THERE is no doubt that Taoiseach Brian Cowen will use the Fianna Fail think-in to try to convince unhappy backbenchers that he can lead them into the next election.

Despite repeated protestations from various heavyweights, Mr Cowen's leadership will come under the microscope over the next two days as TDs and senators weigh up the possibility of a heave.

Finance Minister Brian Lenihan has insisted that he will not make a move for the leadership, but a rump of backbenchers is still keen to keep his name in the ring.


But the reality is that there is little reason why he would want to split Fianna Fail and ultimately spark an early election.

Apart from the fact that he is incredibly bogged down in the banking mess and that his cancer hasn't gone away, Mr Lenihan can hardly be expected to want to lead a wounded army into a battle. He's already doing that with the country's finances.

So it is against that backdrop that the Fianna Fail family gathered in Galway today -- or at least most of them did.

Some are otherwise engaged and are expected to only show up tomorrow for what could be the most interesting family photograph in recent times. Quietly, some members of the parliamentary party don't want to be pictured alongside a lame duck Taoiseach and his band of merry backbenchers.

Others feel that the Galway gathering is akin to the largest political funeral they will ever attend.

In an attempt to hit the ground running, Mr Cowen spent the opening 25 minutes of today's activities addressing his parliamentary party.

He will also have a 15-minute monologue at the end of the conference tomorrow afternoon, when he can expect to have the largest audience.

Officially, the think-in is focusing on ways to tackle unemployment and stimulate the labour market.

Fianna Fail is keen to move away from the "election footing" agenda that was set by Fine Gael leader Enda Kenny at his party's get-together in Waterford last week.

However, there is little doubt that all the main parties are gearing themselves up for an election. Willie O'Dea started his campaign on the Late Late Show on Friday night.

He also remarked that the three outstanding by-elections should take place early next year -- a very open comment that surprised many but was apparently sanctioned by people higher than Willie.

So whether Mr Cowen likes it or not, three things are going to follow him around Salthill like a bad smell over these two days.

Firstly Anglo and his handling of the economy will come under renewed scrutiny, even by those closest to him.

During a radio interview yesterday he insisted that he only became aware of the extent of the problems in August 2008, and he again tried to divert the blame to international factors.

"That was based on the information being provided to us both nationally and internationally," he said.

Former Taoiseach Bertie Ahern will be seen adopting a similar stance on RTE's Freefall programme tonight.


Secondly, the leadership issue -- while it's unlikely to come to a head, onlookers will be watching for tensions between the two camps.

And an election is coming.

The timing still has to be clarified but Fine Gael are certain in their belief that if the Government is forced to hold the by-elections that they can't win, then that is tantamount to calling a General Election. And that's the election that quite a few backbenchers fear will become a bloodbath.

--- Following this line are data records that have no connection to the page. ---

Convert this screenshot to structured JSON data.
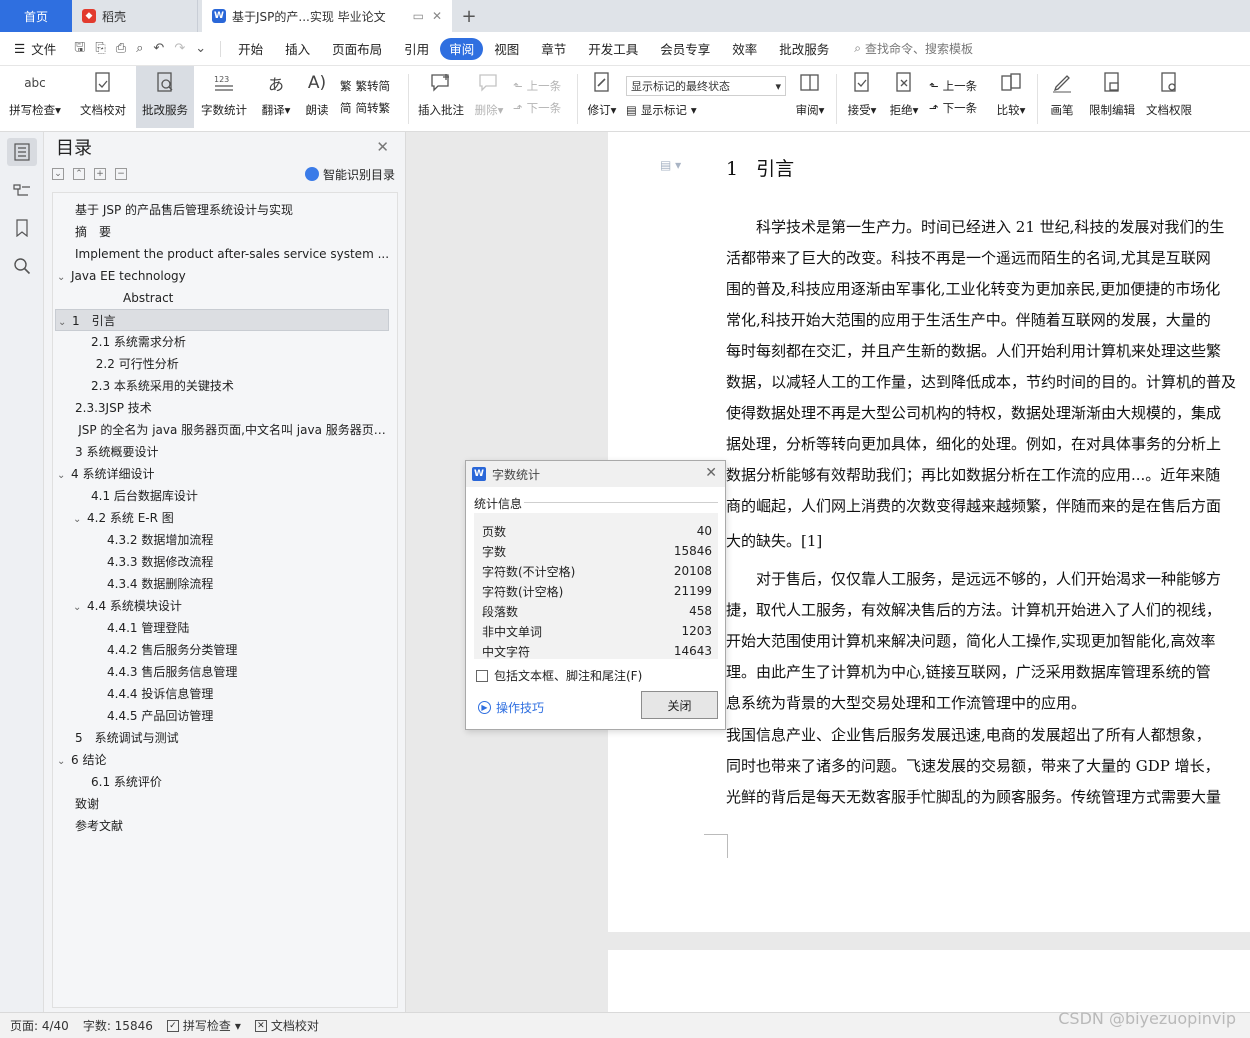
{
  "tabs": {
    "home": "首页",
    "daoke": "稻壳",
    "doc_title": "基于JSP的产...实现 毕业论文",
    "plus": "+"
  },
  "menubar": {
    "file": "文件",
    "items": [
      "开始",
      "插入",
      "页面布局",
      "引用",
      "审阅",
      "视图",
      "章节",
      "开发工具",
      "会员专享",
      "效率",
      "批改服务"
    ],
    "active": "审阅",
    "search": "查找命令、搜索模板"
  },
  "ribbon": {
    "spell": "拼写检查",
    "doccheck": "文档校对",
    "grading": "批改服务",
    "wordcount": "字数统计",
    "translate": "翻译",
    "read": "朗读",
    "trad": "繁转简",
    "simp": "简转繁",
    "insert_comment": "插入批注",
    "delete": "删除",
    "prev": "上一条",
    "next": "下一条",
    "revise": "修订",
    "markup_state": "显示标记的最终状态",
    "show_markup": "显示标记",
    "review": "审阅",
    "accept": "接受",
    "reject": "拒绝",
    "prev2": "上一条",
    "next2": "下一条",
    "compare": "比较",
    "pen": "画笔",
    "restrict": "限制编辑",
    "perm": "文档权限"
  },
  "toc": {
    "title": "目录",
    "smart": "智能识别目录",
    "items": [
      {
        "text": "基于 JSP 的产品售后管理系统设计与实现",
        "indent": 0,
        "chev": ""
      },
      {
        "text": "摘　要",
        "indent": 0,
        "chev": ""
      },
      {
        "text": "Implement the product after-sales service system ...",
        "indent": 0,
        "chev": ""
      },
      {
        "text": "Java EE technology",
        "indent": 0,
        "chev": "v"
      },
      {
        "text": "Abstract",
        "indent": 3,
        "chev": ""
      },
      {
        "text": "1　引言",
        "indent": 0,
        "chev": "v"
      },
      {
        "text": "2.1  系统需求分析",
        "indent": 1,
        "chev": ""
      },
      {
        "text": "2.2  可行性分析",
        "indent": 1.3,
        "chev": ""
      },
      {
        "text": "2.3  本系统采用的关键技术",
        "indent": 1,
        "chev": ""
      },
      {
        "text": "2.3.3JSP 技术",
        "indent": 0,
        "chev": ""
      },
      {
        "text": "JSP 的全名为 java 服务器页面,中文名叫 java 服务器页 ...",
        "indent": 0.2,
        "chev": ""
      },
      {
        "text": "3  系统概要设计",
        "indent": 0,
        "chev": ""
      },
      {
        "text": "4  系统详细设计",
        "indent": 0,
        "chev": "v"
      },
      {
        "text": "4.1  后台数据库设计",
        "indent": 1,
        "chev": ""
      },
      {
        "text": "4.2  系统 E-R 图",
        "indent": 1,
        "chev": "v"
      },
      {
        "text": "4.3.2  数据增加流程",
        "indent": 2,
        "chev": ""
      },
      {
        "text": "4.3.3  数据修改流程",
        "indent": 2,
        "chev": ""
      },
      {
        "text": "4.3.4  数据删除流程",
        "indent": 2,
        "chev": ""
      },
      {
        "text": "4.4  系统模块设计",
        "indent": 1,
        "chev": "v"
      },
      {
        "text": "4.4.1 管理登陆",
        "indent": 2,
        "chev": ""
      },
      {
        "text": "4.4.2  售后服务分类管理",
        "indent": 2,
        "chev": ""
      },
      {
        "text": "4.4.3  售后服务信息管理",
        "indent": 2,
        "chev": ""
      },
      {
        "text": "4.4.4  投诉信息管理",
        "indent": 2,
        "chev": ""
      },
      {
        "text": "4.4.5  产品回访管理",
        "indent": 2,
        "chev": ""
      },
      {
        "text": "5　系统调试与测试",
        "indent": 0,
        "chev": ""
      },
      {
        "text": "6  结论",
        "indent": 0,
        "chev": "v"
      },
      {
        "text": "6.1 系统评价",
        "indent": 1,
        "chev": ""
      },
      {
        "text": "致谢",
        "indent": 0,
        "chev": ""
      },
      {
        "text": "参考文献",
        "indent": 0,
        "chev": ""
      }
    ]
  },
  "doc": {
    "heading_num": "1",
    "heading_text": "引言",
    "lines": [
      "　　科学技术是第一生产力。时间已经进入 21 世纪,科技的发展对我们的生",
      "活都带来了巨大的改变。科技不再是一个遥远而陌生的名词,尤其是互联网",
      "围的普及,科技应用逐渐由军事化,工业化转变为更加亲民,更加便捷的市场化",
      "常化,科技开始大范围的应用于生活生产中。伴随着互联网的发展，大量的",
      "每时每刻都在交汇，并且产生新的数据。人们开始利用计算机来处理这些繁",
      "数据，以减轻人工的工作量，达到降低成本，节约时间的目的。计算机的普及",
      "使得数据处理不再是大型公司机构的特权，数据处理渐渐由大规模的，集成",
      "据处理，分析等转向更加具体，细化的处理。例如，在对具体事务的分析上",
      "数据分析能够有效帮助我们；再比如数据分析在工作流的应用...。近年来随",
      "商的崛起，人们网上消费的次数变得越来越频繁，伴随而来的是在售后方面",
      "大的缺失。[1]",
      "　　对于售后，仅仅靠人工服务，是远远不够的，人们开始渴求一种能够方",
      "捷，取代人工服务，有效解决售后的方法。计算机开始进入了人们的视线，",
      "开始大范围使用计算机来解决问题，简化人工操作,实现更加智能化,高效率",
      "理。由此产生了计算机为中心,链接互联网，广泛采用数据库管理系统的管",
      "息系统为背景的大型交易处理和工作流管理中的应用。",
      "我国信息产业、企业售后服务发展迅速,电商的发展超出了所有人都想象，",
      "同时也带来了诸多的问题。飞速发展的交易额，带来了大量的 GDP 增长，",
      "光鲜的背后是每天无数客服手忙脚乱的为顾客服务。传统管理方式需要大量"
    ]
  },
  "dialog": {
    "title": "字数统计",
    "section": "统计信息",
    "rows": [
      {
        "label": "页数",
        "value": "40"
      },
      {
        "label": "字数",
        "value": "15846"
      },
      {
        "label": "字符数(不计空格)",
        "value": "20108"
      },
      {
        "label": "字符数(计空格)",
        "value": "21199"
      },
      {
        "label": "段落数",
        "value": "458"
      },
      {
        "label": "非中文单词",
        "value": "1203"
      },
      {
        "label": "中文字符",
        "value": "14643"
      }
    ],
    "checkbox": "包括文本框、脚注和尾注(F)",
    "tips": "操作技巧",
    "close": "关闭"
  },
  "statusbar": {
    "page": "页面: 4/40",
    "words": "字数: 15846",
    "spell": "拼写检查",
    "doccheck": "文档校对"
  },
  "watermark": "CSDN @biyezuopinvip",
  "colors": {
    "accent": "#2f6fe0",
    "tab_bar": "#dfe3e8"
  }
}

Some years ago, when the Celtic Tiger was in the full flow, a photograph from the party's think-in featured a relaxed Bertie Ahern, Brian Cowen and Mary Hanafin, sandals in hand, strolling along a sun-kissed beach on Inchydoney.

If we don't see similar images this year, it's not just because the weather's changed.